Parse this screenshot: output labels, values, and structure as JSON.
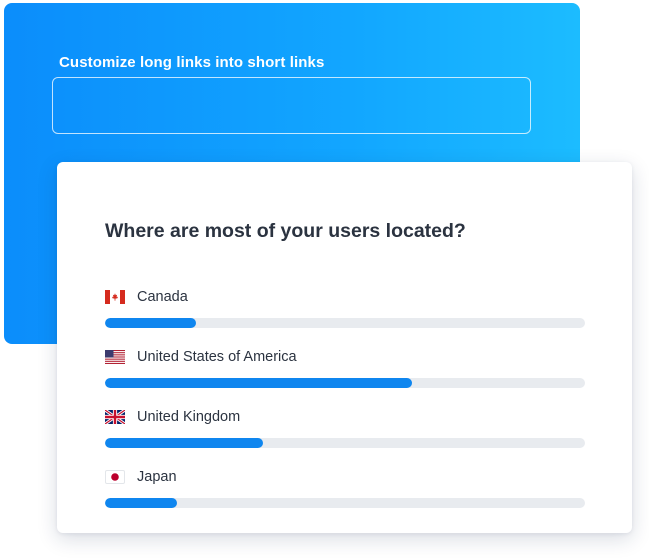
{
  "shortener": {
    "label": "Customize long links into short links",
    "input_value": "",
    "input_placeholder": ""
  },
  "poll": {
    "question": "Where are most of your users located?",
    "options": [
      {
        "country": "Canada",
        "flag_icon": "canada-flag-icon",
        "share_percent": 19
      },
      {
        "country": "United States of America",
        "flag_icon": "usa-flag-icon",
        "share_percent": 64
      },
      {
        "country": "United Kingdom",
        "flag_icon": "uk-flag-icon",
        "share_percent": 33
      },
      {
        "country": "Japan",
        "flag_icon": "japan-flag-icon",
        "share_percent": 15
      }
    ]
  },
  "colors": {
    "accent": "#0f86ef",
    "track": "#e8ebef",
    "gradient_start": "#0b8dfb",
    "gradient_end": "#1cbcff",
    "text": "#2b3340"
  }
}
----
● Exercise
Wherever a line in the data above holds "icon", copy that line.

● Exercise result
        "flag_icon": "canada-flag-icon",
        "flag_icon": "usa-flag-icon",
        "flag_icon": "uk-flag-icon",
        "flag_icon": "japan-flag-icon",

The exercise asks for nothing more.